18 lucky air cadets of 863 (Thurston) Squadron Air Training Corps visited RAF Coningsby, the East Anglian home of the Battle of Britain Memorial Flight (BBMF), to get up close to their unique collection of heritage aircraft as well as get an insight into a front-line fast jet Typhoon Squadron.

The Station Commander, Group Captain Attridge OBE MSc, welcomed the air cadets to the BBMF, where they were hosted by enthusiastic guides to get a closer look at Avro Lancaster, various marks of Spitfires and the resident Hurricanes. Corporal Bronwyn Jacobs (17) was impressed ‘that they had a spitfire which had originally flown in the Battle of Britain!’ and Cadet Louise Harcombe (18) later recounted ‘an uncle had actually flown that spitfire’

The highlight of the day was that every cadet got hands-on flying in two Typhoon cockpit trainers which had an impressive surround terrain display.  The 2 trainers were linked so that cadets could ‘fly’ together in the same piece of sky over Lincolnshire. Wing Commander Andy Tucker, a Civilian Instructor with 863 Squadron who organised the visit commented ‘The cockpit trainers were very impressive indeed and for our air cadets to get the opportunity to experience such very modern state of the art technology is exceptional’
Sqn visit to Conningsby (2)
The exciting day was completed with a visit to No. 29(R) Squadron responsible for the training and conversion of new Typhoon pilots.  Following a presentation on the capabilities of the aircraft, Squadron engineers then escorted air cadets around a Typhoon aircraft briefing on the fast jet’s design and cockpit layout; the tour of the Squadron attracted many questions from very inquisitive cadets.  Before departing 29(R) Sqn an engraved pewter tankard was presented to Sergeant Gavin Hutchinson, an avionics instructor at RAF Coningsby, who organised the visit programme and escorted the Thurston air cadets throughout the day.

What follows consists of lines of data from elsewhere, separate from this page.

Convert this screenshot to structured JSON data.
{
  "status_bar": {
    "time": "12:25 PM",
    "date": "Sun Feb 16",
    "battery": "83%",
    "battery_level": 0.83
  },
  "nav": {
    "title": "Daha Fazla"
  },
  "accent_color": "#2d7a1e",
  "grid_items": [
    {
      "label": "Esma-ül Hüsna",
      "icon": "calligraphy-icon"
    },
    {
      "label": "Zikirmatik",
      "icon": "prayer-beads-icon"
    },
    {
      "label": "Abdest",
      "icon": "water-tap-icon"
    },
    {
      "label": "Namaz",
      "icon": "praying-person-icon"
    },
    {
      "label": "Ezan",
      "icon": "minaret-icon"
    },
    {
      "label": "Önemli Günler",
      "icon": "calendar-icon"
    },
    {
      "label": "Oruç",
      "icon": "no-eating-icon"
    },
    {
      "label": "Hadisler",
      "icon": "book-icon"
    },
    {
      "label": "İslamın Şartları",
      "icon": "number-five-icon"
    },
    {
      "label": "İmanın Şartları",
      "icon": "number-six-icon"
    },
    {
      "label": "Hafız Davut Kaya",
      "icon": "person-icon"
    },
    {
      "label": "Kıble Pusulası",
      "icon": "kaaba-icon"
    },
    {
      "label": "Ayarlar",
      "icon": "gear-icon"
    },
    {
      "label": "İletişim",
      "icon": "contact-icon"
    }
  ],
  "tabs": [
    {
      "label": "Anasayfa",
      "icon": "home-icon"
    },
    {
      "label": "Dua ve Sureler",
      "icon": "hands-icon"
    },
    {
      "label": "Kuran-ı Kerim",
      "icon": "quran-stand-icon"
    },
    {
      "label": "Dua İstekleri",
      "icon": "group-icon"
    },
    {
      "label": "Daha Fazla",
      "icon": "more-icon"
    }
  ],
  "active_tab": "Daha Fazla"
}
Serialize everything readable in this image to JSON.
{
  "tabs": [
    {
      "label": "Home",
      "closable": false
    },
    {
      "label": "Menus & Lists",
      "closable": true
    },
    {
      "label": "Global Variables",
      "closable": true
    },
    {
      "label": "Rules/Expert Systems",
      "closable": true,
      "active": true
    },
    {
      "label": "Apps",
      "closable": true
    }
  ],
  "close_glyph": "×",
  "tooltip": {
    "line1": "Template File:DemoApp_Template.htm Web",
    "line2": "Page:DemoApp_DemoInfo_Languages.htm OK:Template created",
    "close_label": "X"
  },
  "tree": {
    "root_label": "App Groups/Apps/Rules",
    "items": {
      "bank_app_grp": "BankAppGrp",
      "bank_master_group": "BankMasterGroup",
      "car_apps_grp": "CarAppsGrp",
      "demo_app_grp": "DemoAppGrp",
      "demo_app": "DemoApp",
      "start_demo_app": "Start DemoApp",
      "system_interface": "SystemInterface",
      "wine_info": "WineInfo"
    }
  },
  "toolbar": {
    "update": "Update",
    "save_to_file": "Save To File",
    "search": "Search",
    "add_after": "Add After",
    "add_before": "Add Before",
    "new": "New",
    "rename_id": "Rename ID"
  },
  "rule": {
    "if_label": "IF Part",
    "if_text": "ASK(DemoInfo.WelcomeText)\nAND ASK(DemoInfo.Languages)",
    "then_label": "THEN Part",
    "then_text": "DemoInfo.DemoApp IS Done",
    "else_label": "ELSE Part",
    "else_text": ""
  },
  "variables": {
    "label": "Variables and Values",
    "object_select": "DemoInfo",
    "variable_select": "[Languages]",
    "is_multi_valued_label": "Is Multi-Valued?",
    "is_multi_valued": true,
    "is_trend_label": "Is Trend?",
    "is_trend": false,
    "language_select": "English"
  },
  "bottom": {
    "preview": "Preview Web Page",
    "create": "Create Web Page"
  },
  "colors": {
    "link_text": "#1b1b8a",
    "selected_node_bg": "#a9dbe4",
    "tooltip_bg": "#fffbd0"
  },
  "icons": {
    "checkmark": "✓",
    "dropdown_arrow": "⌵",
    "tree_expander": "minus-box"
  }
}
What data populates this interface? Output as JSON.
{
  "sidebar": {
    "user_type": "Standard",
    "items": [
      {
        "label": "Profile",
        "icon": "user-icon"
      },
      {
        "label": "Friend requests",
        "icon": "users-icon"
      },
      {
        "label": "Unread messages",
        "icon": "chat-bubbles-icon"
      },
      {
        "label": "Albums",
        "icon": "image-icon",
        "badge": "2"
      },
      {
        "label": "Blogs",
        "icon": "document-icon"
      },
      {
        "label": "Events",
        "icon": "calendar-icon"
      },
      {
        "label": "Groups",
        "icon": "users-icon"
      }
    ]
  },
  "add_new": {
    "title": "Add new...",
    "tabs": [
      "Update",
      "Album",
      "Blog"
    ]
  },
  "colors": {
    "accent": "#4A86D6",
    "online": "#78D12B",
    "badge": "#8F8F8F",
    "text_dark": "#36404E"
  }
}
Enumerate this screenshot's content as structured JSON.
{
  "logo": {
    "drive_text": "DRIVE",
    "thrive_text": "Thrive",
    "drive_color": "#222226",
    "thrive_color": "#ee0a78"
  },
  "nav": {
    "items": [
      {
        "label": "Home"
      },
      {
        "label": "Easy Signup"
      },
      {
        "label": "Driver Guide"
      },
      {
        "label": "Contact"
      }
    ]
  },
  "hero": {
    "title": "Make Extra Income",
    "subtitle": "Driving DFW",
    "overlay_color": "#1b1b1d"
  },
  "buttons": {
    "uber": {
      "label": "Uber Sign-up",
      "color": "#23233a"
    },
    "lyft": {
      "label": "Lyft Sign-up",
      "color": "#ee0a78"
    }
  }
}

Sergeant Hugh Williams (19) added ‘the day was fantastic especially as the sunny blue skies over the airfield were continuously buzzing with Typhoons, Spitfires, Hurricanes and the BBMF DC-3 Dakota’

The visit comes in the year that will witness the 75th Anniversary of the Battle of Britain and in recognition of the WW2 three month air superiority battle. Also on display in the BBMF were a 22,000lb Grand Slam ‘earthquake’ bomb and a  12, 0001b Tallboy bomb, both developed by aeronautical engineer Barnes Wallis and best known for his invention of the famous Dambusters’ bouncing bomb.

The visit proved highly successful and inspirational, with Thurston air cadets’ experiences ranging from getting close to the Nation’s precious Battle of Britain heritage aircraft collection to getting hands on with modern state of the art aviation technology.